**EXERCISE INPUT**
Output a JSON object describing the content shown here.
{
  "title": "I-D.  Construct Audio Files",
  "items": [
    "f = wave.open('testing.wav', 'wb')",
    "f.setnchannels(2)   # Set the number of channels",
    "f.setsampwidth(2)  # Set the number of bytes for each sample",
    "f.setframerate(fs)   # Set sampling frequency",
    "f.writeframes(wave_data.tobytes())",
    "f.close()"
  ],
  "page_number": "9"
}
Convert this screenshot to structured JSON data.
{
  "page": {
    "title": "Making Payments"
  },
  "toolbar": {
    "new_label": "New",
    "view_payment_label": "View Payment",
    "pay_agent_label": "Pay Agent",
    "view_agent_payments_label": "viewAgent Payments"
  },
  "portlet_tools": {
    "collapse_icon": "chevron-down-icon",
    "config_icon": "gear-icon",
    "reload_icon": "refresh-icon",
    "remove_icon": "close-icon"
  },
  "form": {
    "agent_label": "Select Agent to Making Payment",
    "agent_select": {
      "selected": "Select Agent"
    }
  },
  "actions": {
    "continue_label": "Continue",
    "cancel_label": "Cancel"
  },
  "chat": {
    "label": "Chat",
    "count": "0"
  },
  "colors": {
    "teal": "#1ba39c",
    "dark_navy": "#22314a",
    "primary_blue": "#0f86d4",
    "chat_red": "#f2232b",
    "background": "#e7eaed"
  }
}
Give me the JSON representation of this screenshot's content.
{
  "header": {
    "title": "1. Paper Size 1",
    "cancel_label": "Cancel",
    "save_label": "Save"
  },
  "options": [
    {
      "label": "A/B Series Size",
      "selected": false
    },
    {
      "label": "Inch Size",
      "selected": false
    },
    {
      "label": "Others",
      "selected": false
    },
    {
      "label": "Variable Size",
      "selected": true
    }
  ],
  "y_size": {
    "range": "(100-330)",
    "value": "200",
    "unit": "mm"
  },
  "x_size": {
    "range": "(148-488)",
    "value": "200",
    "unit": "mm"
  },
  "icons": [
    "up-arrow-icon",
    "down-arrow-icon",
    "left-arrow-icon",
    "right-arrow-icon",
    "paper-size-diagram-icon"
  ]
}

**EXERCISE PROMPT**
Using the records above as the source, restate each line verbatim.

**RESPONSE AREA**
Output a JSON object describing the content shown here.
{
  "title": "I-D.  Construct Audio Files",
  "items": [
    "f = wave.open('testing.wav', 'wb')",
    "f.setnchannels(2)   # Set the number of channels",
    "f.setsampwidth(2)  # Set the number of bytes for each sample",
    "f.setframerate(fs)   # Set sampling frequency",
    "f.writeframes(wave_data.tobytes())",
    "f.close()"
  ],
  "page_number": "9"
}
Convert this screenshot to structured JSON data.
{
  "page": {
    "title": "Making Payments"
  },
  "toolbar": {
    "new_label": "New",
    "view_payment_label": "View Payment",
    "pay_agent_label": "Pay Agent",
    "view_agent_payments_label": "viewAgent Payments"
  },
  "portlet_tools": {
    "collapse_icon": "chevron-down-icon",
    "config_icon": "gear-icon",
    "reload_icon": "refresh-icon",
    "remove_icon": "close-icon"
  },
  "form": {
    "agent_label": "Select Agent to Making Payment",
    "agent_select": {
      "selected": "Select Agent"
    }
  },
  "actions": {
    "continue_label": "Continue",
    "cancel_label": "Cancel"
  },
  "chat": {
    "label": "Chat",
    "count": "0"
  },
  "colors": {
    "teal": "#1ba39c",
    "dark_navy": "#22314a",
    "primary_blue": "#0f86d4",
    "chat_red": "#f2232b",
    "background": "#e7eaed"
  }
}
Give me the JSON representation of this screenshot's content.
{
  "header": {
    "title": "1. Paper Size 1",
    "cancel_label": "Cancel",
    "save_label": "Save"
  },
  "options": [
    {
      "label": "A/B Series Size",
      "selected": false
    },
    {
      "label": "Inch Size",
      "selected": false
    },
    {
      "label": "Others",
      "selected": false
    },
    {
      "label": "Variable Size",
      "selected": true
    }
  ],
  "y_size": {
    "range": "(100-330)",
    "value": "200",
    "unit": "mm"
  },
  "x_size": {
    "range": "(148-488)",
    "value": "200",
    "unit": "mm"
  },
  "icons": [
    "up-arrow-icon",
    "down-arrow-icon",
    "left-arrow-icon",
    "right-arrow-icon",
    "paper-size-diagram-icon"
  ]
}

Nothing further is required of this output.